No matter how much some people exercise, visible muscle definition escapes them, and they simply cannot get the kind of defined “cuts” that they seek, nor shed that layer of subcutaneous water beneath their skin. So what gives?

Unfortunately, those elusive cuts spring up only after a variety of factors are in place, including optimal body composition, correct training and balanced nutrition for fat loss.

What many people miss is that the appearance of toned muscle is more a result of diet than exercise. Even for someone whose body fat percentage is normal or even low?
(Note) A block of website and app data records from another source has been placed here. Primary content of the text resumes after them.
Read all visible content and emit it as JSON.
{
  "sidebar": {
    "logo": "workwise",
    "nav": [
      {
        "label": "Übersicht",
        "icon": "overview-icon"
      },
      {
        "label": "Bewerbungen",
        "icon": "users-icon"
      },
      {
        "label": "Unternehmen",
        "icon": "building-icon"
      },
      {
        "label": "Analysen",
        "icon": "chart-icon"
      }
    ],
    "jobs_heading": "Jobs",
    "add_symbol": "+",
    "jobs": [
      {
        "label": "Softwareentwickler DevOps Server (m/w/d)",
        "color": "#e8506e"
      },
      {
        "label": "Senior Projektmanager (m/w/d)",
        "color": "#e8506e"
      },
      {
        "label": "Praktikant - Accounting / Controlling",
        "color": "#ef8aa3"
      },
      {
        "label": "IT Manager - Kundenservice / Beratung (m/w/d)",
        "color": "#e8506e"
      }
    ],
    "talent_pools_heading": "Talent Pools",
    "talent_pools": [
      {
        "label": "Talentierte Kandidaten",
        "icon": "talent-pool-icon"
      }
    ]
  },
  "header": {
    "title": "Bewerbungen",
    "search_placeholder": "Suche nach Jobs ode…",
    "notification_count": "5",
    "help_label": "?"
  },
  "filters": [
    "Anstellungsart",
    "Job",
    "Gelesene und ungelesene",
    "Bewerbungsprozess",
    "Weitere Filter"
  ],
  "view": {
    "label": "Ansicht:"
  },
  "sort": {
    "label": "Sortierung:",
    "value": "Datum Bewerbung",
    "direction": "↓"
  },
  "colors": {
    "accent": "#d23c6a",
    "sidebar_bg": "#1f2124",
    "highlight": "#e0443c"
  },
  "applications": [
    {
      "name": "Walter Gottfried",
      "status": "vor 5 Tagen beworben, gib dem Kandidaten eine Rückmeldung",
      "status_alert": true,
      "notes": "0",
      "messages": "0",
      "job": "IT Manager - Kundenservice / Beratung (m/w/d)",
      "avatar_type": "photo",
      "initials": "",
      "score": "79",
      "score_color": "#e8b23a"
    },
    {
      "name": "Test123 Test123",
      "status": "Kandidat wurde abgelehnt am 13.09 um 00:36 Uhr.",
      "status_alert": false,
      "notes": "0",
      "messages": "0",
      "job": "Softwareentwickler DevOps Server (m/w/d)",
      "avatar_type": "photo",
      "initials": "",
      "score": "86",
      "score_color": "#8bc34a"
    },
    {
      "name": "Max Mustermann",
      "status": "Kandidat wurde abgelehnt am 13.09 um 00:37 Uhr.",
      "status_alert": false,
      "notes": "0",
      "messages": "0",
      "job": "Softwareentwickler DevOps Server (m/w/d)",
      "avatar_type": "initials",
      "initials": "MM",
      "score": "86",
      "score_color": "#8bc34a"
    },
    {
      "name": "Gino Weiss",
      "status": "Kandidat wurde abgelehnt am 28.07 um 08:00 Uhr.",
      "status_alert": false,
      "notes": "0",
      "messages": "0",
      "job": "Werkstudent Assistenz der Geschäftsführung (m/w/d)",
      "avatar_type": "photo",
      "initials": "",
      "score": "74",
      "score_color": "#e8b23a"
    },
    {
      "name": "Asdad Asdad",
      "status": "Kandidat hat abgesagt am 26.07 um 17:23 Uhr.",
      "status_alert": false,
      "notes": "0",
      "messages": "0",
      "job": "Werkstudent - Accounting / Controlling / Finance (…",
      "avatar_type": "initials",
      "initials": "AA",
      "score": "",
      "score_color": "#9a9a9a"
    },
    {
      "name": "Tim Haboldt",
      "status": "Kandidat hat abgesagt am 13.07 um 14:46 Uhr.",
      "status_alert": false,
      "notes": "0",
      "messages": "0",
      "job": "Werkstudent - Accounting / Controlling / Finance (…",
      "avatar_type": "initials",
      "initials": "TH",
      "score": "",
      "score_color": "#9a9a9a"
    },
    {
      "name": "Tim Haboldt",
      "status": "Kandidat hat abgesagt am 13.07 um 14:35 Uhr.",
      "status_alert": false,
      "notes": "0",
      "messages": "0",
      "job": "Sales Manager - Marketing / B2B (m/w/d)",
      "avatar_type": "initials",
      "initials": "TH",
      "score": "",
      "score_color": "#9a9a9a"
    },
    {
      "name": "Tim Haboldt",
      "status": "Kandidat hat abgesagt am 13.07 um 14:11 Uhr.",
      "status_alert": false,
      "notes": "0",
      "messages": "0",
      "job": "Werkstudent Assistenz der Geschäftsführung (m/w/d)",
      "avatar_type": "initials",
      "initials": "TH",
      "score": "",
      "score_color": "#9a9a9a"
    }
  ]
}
For women, this will most likely be 20 percent, and for men, below 15 percent.

Reducing overall body fat through consistent fat loss exercise and correct nutrition will get your physique in the ballpark where visible muscle separation and tone are possible, but from there, it is all about the details. Read on to see what I mean …

Have you ever chopped down a tree with an old-fashioned axe? Or played a contact sport that involved all-out effort imposed on an object that was being pushed back at you (wrestling, football, martial arts)? In these types of movements, you will spend periods of time in both the aerobic and anaerobic zones. This is referred to as metabolic conditioning, and it occurs when the trainee moves up and gets down, explodes through a set of squats, hits the floor for a maxed out set of pushup and then blasts though a one minute cardio burst — all with very little rest in between.

The benefit to metabolic conditioning is that the trainee will burn the maximum amount of calories (specifically fat calories) possible during a workout. This is because metabolic conditioning activates three major energy systems: phosphagen (for explosive movements lasting seconds), glycolytic (essentially anaerobic metabolism) and oxidative (essentially aerobic metabolism).

This hormonal cascade is released under very high intensities, be it heavy weights or exhaustive sprinting or jumping. All these factors should be included and combined with shorter rest periods that are just long enough to recover and generate the same intensity again.

Another key hormone is lactate or lactic acid. The major signal sent by lactate during exercise is an adaption signal. Lactate has three major functions: as an alternate fuel source, to increase mitochondrial generation (the energy factories in cells) and to stimulate release of growth promoting hormones.

Putting it Together

Breathless. You must pant for breath in a metabolic workout. If you can talk, you are not working hard enough.

Burning. You must reach metabolic failure. This is the term we use to describe the need to stop because of an intense burn in the muscles, not necessarily because the weights are too heavy. This is directly related to lactate generation and how much growth hormone a trainee will generate.

Heavy. Without incorporating heavy-weighted movements into the workout, you’re missing it. Heavy barbell squats, bench presses and maximal deadlifts are key. This is what we call mechanical failure and it’s all about type II muscle fibers. Heavy weight triggers HGH and testosterone.

Heat. If you are not sweating, your body is not getting hot enough. If you are not sweating in a workout, you’re missing the heat effect.

The unique hormonal response of this type of exercise is what drives the results, not calories. Also, you must know that true metabolic conditioning is individualized. Everyone’s sweet spot is different. This is why one-size-fits-all programs are not as effective.

In order to get the proper response, people should rest just long enough to push hard a second time. This rest-based approach allows tailored metabolic conditioning for all fitness levels.